This year’s annual winter event was bigger and more inspiring than ever. With a musical performance, guest speakers, and our youth leading the way with several activities, the Kids4Peace community ended the evening feeling inspired, proud, and energized. This was in big part thanks to Adan and Omri, a Christian and Jewish participant, respectively, in the Youth Action Program (grades 10-12) who got up to speak at the end about growing up in Kids4Peace, learning about advocacy and social change in DC, and the strength and power that young people today hold. Read the speech for yourself below!
Kids4Peace Winter Event ‘17
Palestinian Youth Representative Speech
I hope everyone is having a wonderful evening.
My name is Adan. I am 15 years old, and am currently in my 5th year in Kids4Peace. I’m Christian. I am Palestinian, and proud to identify as one. I love my people; I love our customs, traditions, language, food, strength, integrity, generosity, and most of all, I love the dignity found in everything that we do. I love my land and I love every olive tree my people have ever planted, because my land is my home.
Being in Kids4Peace doesn’t deny any part of my identity, yet in the past 5 years, I was constantly being told that it does. I have been called a traitor, liar, and coward. I was stigmatized – accused of being fake, accused of being aggressive, accused of being a terrorist. I have thought of quitting Kids4Peace multiple times, because I thought I would no longer be singled out if I did.
I am constantly told that I’m still young, I have no idea what I’m talking about, this will never work, and that my little, 15 year old voice will never bring forth any change. Last year in particular, I defied the limits those claims set for me. We travelled to Washington DC, and were up at 6:00 AM, every single day, out of the hotel at 7:00 AM (if we were lucky, 8:00), and had 3 meetings a day with the most influential leaders of today – including Shaun Casey, Dave Harden, ambassadors and diplomats of the highest positions, and the heads of the National Security of The United States of America). I gave a speech about inequality in the United States’ Institute of Peace (USIP), and was absolutely petrified of sharing it, because I feared people’s reaction.

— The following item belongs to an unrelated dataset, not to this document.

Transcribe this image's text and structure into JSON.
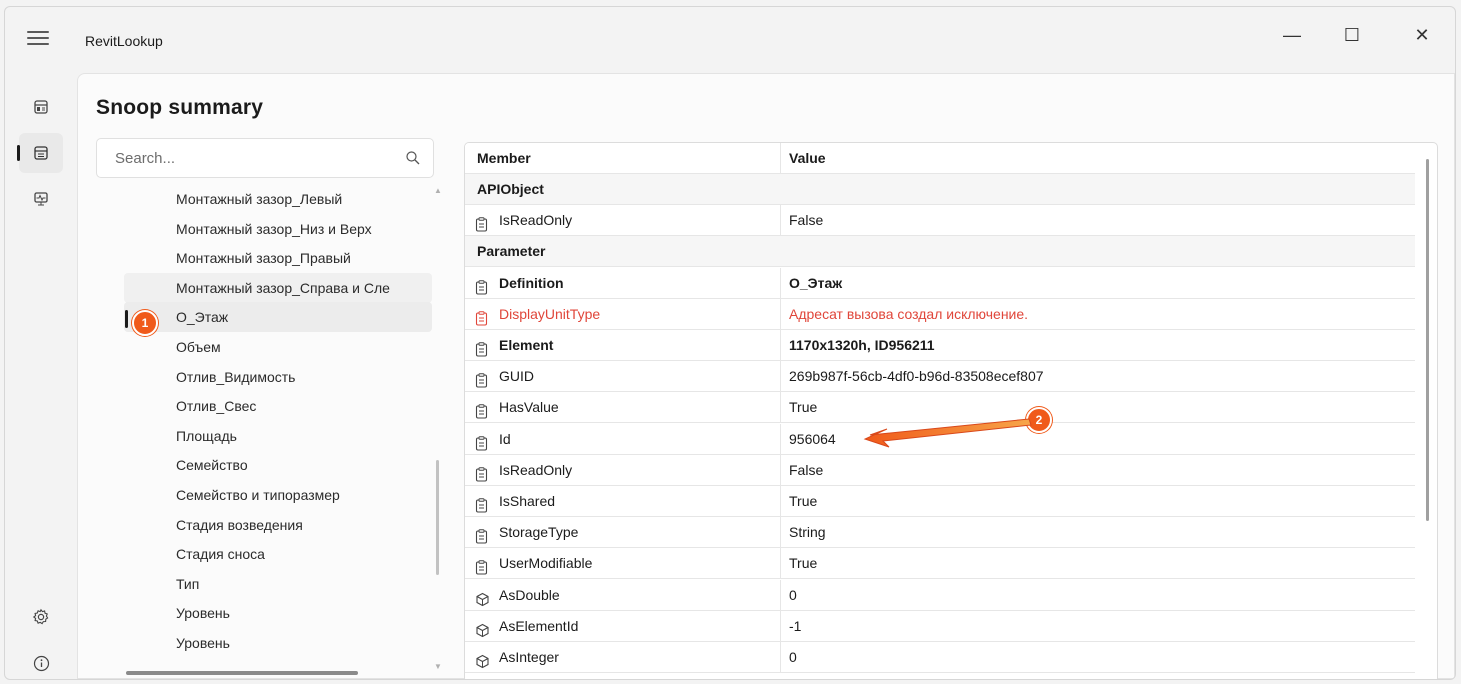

Mustering up the courage to give a speech that I wrote at 2:00 AM (practically got 3 hours of sleep because I had to stay up writing it) and managed to make one of the most controversial speeches presented in last year’s program was a defining moment for me. But, it came from my heart and touched theirs.
I shed more tears than I’d like to admit in Kids4Peace. In my second year, I regretted ever joining the organization, because the War on Gaza was taking place and I was not with my family – I was out there, at camp in Houston, Texas, the only member of the family to be guaranteed safety, while everyone back home was fighting merely to stay alive.

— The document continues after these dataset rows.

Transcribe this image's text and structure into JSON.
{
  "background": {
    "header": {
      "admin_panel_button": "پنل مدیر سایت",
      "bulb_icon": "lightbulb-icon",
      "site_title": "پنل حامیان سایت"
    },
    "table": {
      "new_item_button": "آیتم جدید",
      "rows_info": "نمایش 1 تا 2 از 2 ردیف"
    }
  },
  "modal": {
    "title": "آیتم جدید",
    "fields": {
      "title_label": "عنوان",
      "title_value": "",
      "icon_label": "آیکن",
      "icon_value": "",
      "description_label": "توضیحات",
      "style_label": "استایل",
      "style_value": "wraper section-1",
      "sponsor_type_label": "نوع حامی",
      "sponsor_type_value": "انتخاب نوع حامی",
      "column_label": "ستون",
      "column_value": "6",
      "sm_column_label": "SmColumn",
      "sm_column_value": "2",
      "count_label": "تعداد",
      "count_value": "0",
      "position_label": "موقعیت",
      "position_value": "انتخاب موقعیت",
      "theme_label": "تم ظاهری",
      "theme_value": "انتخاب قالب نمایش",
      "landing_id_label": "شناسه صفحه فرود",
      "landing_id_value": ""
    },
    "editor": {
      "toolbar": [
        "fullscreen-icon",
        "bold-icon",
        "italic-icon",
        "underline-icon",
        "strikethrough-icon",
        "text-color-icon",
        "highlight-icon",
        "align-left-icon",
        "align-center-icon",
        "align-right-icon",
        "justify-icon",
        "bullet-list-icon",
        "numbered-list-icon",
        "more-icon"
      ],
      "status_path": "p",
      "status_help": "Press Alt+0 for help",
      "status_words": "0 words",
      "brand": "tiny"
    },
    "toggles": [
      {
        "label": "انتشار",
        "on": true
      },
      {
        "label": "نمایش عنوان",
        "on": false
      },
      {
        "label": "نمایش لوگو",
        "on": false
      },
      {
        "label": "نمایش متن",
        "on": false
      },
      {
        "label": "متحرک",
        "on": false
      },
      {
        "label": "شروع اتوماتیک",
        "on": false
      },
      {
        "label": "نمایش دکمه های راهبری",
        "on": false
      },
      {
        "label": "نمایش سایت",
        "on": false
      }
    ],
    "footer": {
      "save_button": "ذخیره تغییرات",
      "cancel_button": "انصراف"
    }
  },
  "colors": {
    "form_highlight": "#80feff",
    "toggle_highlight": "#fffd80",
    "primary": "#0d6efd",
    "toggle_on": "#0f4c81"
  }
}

Understanding just how much I regretted my decision helped me realize that the young don’t rank the controversy of who’s right and who’s wrong above the significance of our emotions. I think that’s just as crucial as selflessness when resolving an issue, because we take those stories, emotions, and experiences, and turn them into personal motivation, which we later use to seek change.
That is why I love the fact that Kids4Peace is youth based. Kids4Peace understands that our dreams are the future’s reality. They know that our voices are the media and will later become the news. I ask every adult sitting in the audience to do the same. I ask you to acknowledge the voices of your kids, the youth. I ask you to realize what we are capable of because we are works of art. I ask you to recognize that not only can we be strong, but that we are strong. I ask you to remind us that not only are we enough, but that we are more than that. Don’t give up on us, because, at the end of the day, the leaders of tomorrow are today’s youth.